The Onion Picker: Carmen Basilio and Boxing in the 1950s
By Gary B. Youmans, Syracuse University Press, 214 pp., $24.95
Though neither a pulverizing puncher nor a fast and fancy boxer, Carmen Basilio won both the welterweight and middleweight titles during an era that was flush with fistic talent. One of the most enthralling fighters of the late '40s and early '50s, Basilio once beat Sugar Ray Robinson, the man widely considered the greatest pugilist of modern times.
In the ring, Basilio would wade through fusillades of blows delivered by fighting machines such as Kid Gavilan, Ike Williams, and Johnny Saxton. Like Marciano, he was a zealot in his conditioning and would wear more gifted opponents down with his enormous energy and tenacity. Angelo Dundee, his onetime trainer, told me, "There was no one with more determination than Carmen." Basilio was, in short, a Godzilla of the will.
In his quest for boxing greatness, Basilio was not only up against highly elite fighters but organized crime as well.
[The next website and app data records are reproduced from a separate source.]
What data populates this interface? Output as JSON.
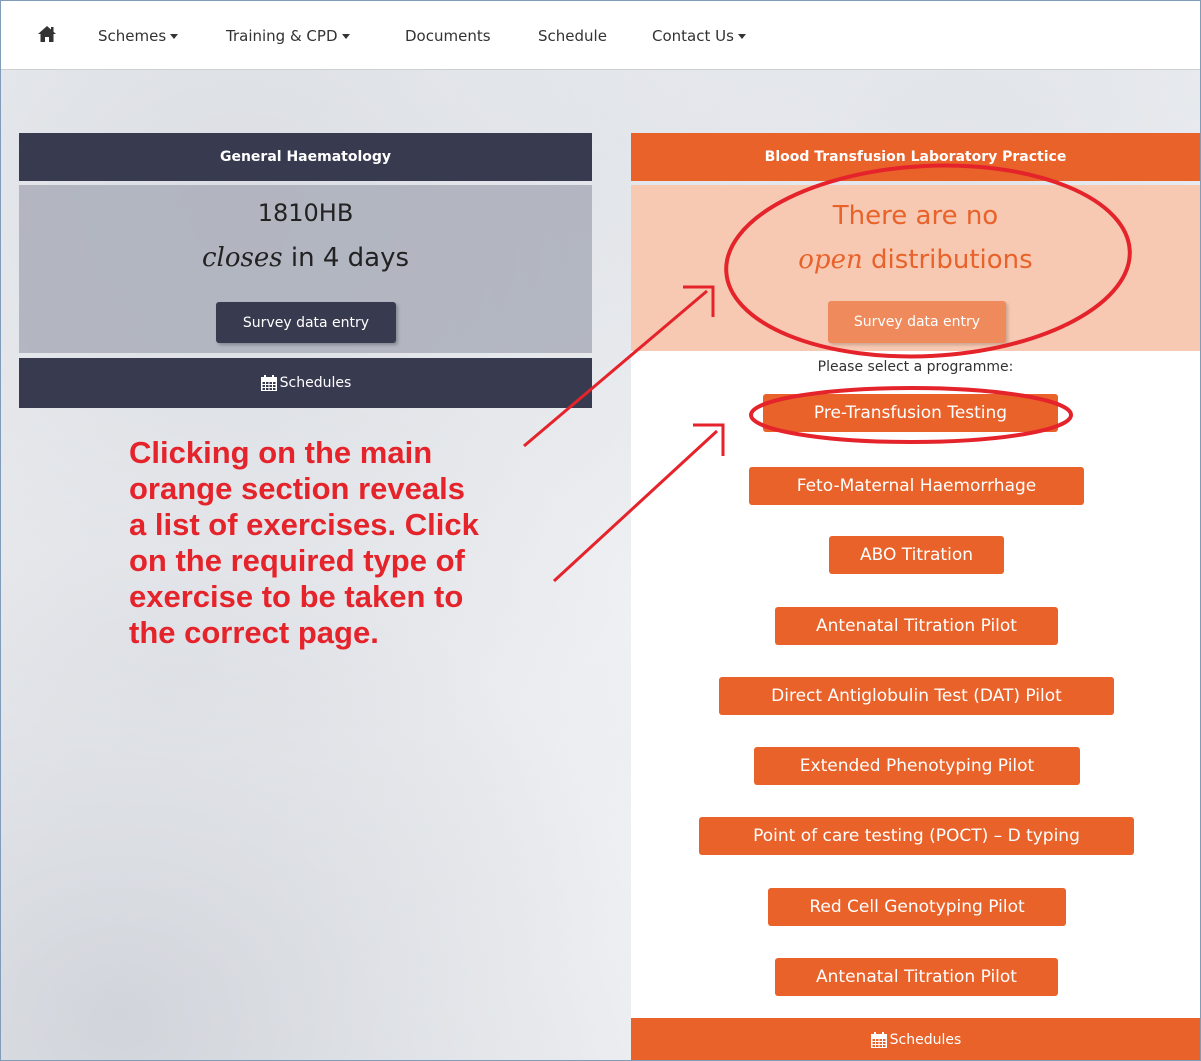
{
  "nav": {
    "home_icon": "home-icon",
    "items": [
      {
        "label": "Schemes",
        "has_caret": true
      },
      {
        "label": "Training & CPD",
        "has_caret": true
      },
      {
        "label": "Documents",
        "has_caret": false
      },
      {
        "label": "Schedule",
        "has_caret": false
      },
      {
        "label": "Contact Us",
        "has_caret": true
      }
    ]
  },
  "left_panel": {
    "title": "General Haematology",
    "code": "1810HB",
    "closes_word": "closes",
    "closes_rest": " in 4 days",
    "button": "Survey data entry",
    "schedules": "Schedules"
  },
  "right_panel": {
    "title": "Blood Transfusion Laboratory Practice",
    "status_line1": "There are no",
    "status_open": "open",
    "status_rest": " distributions",
    "button": "Survey data entry",
    "select_label": "Please select a programme:",
    "programmes": [
      "Pre-Transfusion Testing",
      "Feto-Maternal Haemorrhage",
      "ABO Titration",
      "Antenatal Titration Pilot",
      "Direct Antiglobulin Test (DAT) Pilot",
      "Extended Phenotyping Pilot",
      "Point of care testing (POCT) – D typing",
      "Red Cell Genotyping Pilot",
      "Antenatal Titration Pilot"
    ],
    "schedules": "Schedules"
  },
  "annotation": {
    "lines": [
      "Clicking on the main",
      "orange section reveals",
      "a list of exercises. Click",
      "on the required type of",
      "exercise to be taken to",
      "the correct page."
    ]
  },
  "colors": {
    "dark_navy": "#383a4f",
    "orange": "#e8622a",
    "peach": "#f7c9b3",
    "annotation_red": "#e5232b"
  }
}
Though possessed by dreams of title belts, Basilio, unlike Jake LaMotta, steadfastly refused to cooperate with the mobsters who were the gatekeepers to the boxing kingdom.
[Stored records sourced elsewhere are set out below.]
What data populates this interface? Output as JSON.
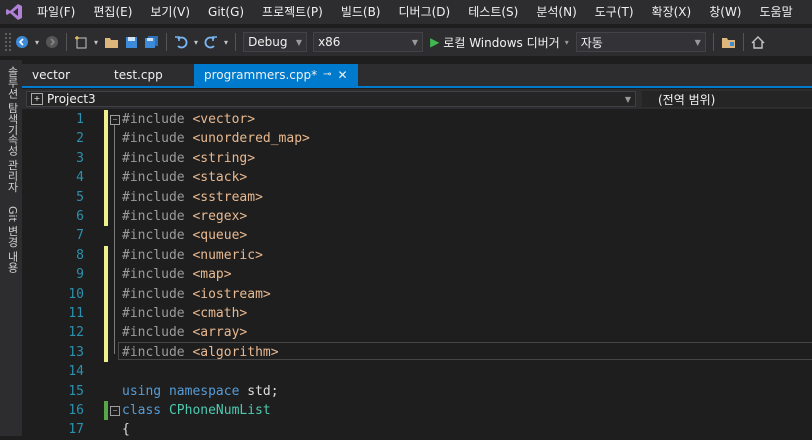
{
  "menubar": {
    "items": [
      "파일(F)",
      "편집(E)",
      "보기(V)",
      "Git(G)",
      "프로젝트(P)",
      "빌드(B)",
      "디버그(D)",
      "테스트(S)",
      "분석(N)",
      "도구(T)",
      "확장(X)",
      "창(W)",
      "도움말"
    ]
  },
  "toolbar": {
    "config": "Debug",
    "platform": "x86",
    "run_label": "로컬 Windows 디버거",
    "run_mode": "자동"
  },
  "side_rail": {
    "tabs": [
      "솔루션 탐색기",
      "속성 관리자",
      "Git 변경 내용"
    ]
  },
  "tabs": [
    {
      "label": "vector"
    },
    {
      "label": "test.cpp"
    },
    {
      "label": "programmers.cpp*"
    }
  ],
  "navbar": {
    "project": "Project3",
    "scope": "(전역 범위)"
  },
  "code": {
    "include_kw": "#include",
    "lines": [
      {
        "n": "1",
        "header": "<vector>"
      },
      {
        "n": "2",
        "header": "<unordered_map>"
      },
      {
        "n": "3",
        "header": "<string>"
      },
      {
        "n": "4",
        "header": "<stack>"
      },
      {
        "n": "5",
        "header": "<sstream>"
      },
      {
        "n": "6",
        "header": "<regex>"
      },
      {
        "n": "7",
        "header": "<queue>"
      },
      {
        "n": "8",
        "header": "<numeric>"
      },
      {
        "n": "9",
        "header": "<map>"
      },
      {
        "n": "10",
        "header": "<iostream>"
      },
      {
        "n": "11",
        "header": "<cmath>"
      },
      {
        "n": "12",
        "header": "<array>"
      },
      {
        "n": "13",
        "header": "<algorithm>"
      }
    ],
    "line14": "14",
    "line15": {
      "n": "15",
      "kw1": "using",
      "kw2": "namespace",
      "rest": "std;"
    },
    "line16": {
      "n": "16",
      "kw": "class",
      "name": "CPhoneNumList"
    },
    "line17": {
      "n": "17",
      "text": "{"
    }
  },
  "colors": {
    "accent": "#007acc",
    "changed": "#efef8f",
    "saved": "#57a64a",
    "keyword": "#569cd6",
    "header_string": "#e8b991",
    "type": "#4ec9b0",
    "line_number": "#2b91af"
  }
}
I had the honor of meeting the great champion two years ago at the International Boxing Hall of Fame that he helped establish in his hometown of Canastota, N.Y. Looking at the small but rough-hewn octogenarian, I could not help but wonder why no one had written a book about this remarkable character.
No need to wonder any longer.
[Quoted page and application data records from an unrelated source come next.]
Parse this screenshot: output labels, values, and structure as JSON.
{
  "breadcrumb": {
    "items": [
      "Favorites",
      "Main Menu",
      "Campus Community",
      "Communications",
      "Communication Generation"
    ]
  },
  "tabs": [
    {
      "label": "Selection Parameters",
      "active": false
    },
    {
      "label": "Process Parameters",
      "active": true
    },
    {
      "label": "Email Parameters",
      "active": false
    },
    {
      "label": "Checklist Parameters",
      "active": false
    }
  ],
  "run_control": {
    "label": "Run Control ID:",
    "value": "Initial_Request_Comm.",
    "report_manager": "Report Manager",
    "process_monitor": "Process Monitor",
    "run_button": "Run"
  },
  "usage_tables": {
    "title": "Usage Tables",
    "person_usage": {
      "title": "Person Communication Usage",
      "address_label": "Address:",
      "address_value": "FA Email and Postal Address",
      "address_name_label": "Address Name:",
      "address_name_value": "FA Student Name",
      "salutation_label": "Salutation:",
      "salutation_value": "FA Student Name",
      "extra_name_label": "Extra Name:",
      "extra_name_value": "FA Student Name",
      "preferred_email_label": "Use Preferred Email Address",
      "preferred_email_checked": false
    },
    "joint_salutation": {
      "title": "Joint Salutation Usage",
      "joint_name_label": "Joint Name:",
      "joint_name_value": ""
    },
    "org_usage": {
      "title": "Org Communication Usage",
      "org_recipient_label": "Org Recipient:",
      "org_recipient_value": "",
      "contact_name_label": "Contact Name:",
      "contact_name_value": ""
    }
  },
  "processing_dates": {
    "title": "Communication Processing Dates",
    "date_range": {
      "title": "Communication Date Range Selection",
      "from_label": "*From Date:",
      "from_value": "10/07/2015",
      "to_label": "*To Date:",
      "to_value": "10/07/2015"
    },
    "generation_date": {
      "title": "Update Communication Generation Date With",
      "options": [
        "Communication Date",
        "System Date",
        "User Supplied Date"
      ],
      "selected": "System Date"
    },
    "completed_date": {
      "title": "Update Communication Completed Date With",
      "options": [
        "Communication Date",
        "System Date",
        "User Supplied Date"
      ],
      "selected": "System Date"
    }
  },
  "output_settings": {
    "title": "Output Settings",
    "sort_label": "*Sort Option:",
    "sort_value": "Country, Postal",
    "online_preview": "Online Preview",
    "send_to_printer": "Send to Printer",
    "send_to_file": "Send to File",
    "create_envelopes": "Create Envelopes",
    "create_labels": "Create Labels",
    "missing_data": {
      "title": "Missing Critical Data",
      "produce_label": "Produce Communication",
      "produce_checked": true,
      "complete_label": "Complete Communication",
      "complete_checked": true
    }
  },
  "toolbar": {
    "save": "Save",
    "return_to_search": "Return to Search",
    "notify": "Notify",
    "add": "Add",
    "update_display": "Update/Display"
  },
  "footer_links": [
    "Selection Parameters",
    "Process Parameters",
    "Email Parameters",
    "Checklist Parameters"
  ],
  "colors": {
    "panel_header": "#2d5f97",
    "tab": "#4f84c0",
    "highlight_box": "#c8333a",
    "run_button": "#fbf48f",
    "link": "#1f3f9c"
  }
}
In "The Onion Picker," Gary B. Youmans has told the tale of Basilio - at least up until March 1958, when Basilio lost his middleweight title in a rematch with Robinson, who at the time had an astonishing record of 140-6-2 and had never lost twice to anyone.
The son of Italian immigrant onion farmers, Basilio was one of 10 children. The family was tight and so were their financial circumstances.
While Mama Basilio loathed the fight game, Carmen's father was an ardent fan and encouraged his boys to study the sweet science. Although then, as now, pugilism was largely an urban sport, the Syracuse area was a hotbed of boxing. There was even a Canastota High School boxing team, of which Carmen was the star. When World War II broke out, Basilio signed on as a Marine. His boxing acumen was quickly recognized and Basilio never saw action.
After the war, he took a job with the electric company and doggedly pursued his boxing ambitions at night - working out as much as three hours a day. As Youmans notes, the first quarter of Basilio's boxing career was unspectacular. He suffered serious hand injuries and during one stretch, lost five out of eight bouts. However, when he hooked up with local trainer John De John, Basilio began to master the whirlwind style that would make him one of the most popular fighters of his age. Indeed, as the author makes clear, for all of Basilio's caveman physicality, he was a supremely intelligent boxer who knew how to analyze his opponents and to adjust his tactics in the heat of battle.
Youmans's descriptions of bouts, such as the legendary tussles with Boston hero Tony DeMarco, are enough to conjure vivid memories of the Gillette- sponsored "Friday Night Fights," on which Basilio would frequently appear. Thick with eye-catching photos, the book nails the brutish and criminal politics of the postwar fight game, yet it also reminds us of the immense popularity of the sport that today can barely command a column on the sports page.
Basilio had an awkward style and like his subject, his biographer comes at his man from many angles. The transitions are not always as fluid as they might be and there are pages of plain block quotations culled from archived newspaper and magazine articles. Still, many of these quotes are ageless and in the end Youmans succeeds in pressing this very tough and yet noble man into the pages of our collective memory.
A professor of philosophy at St. Olaf College, Gordon Marino is also a boxing writer and trainer in Northfield, Minn.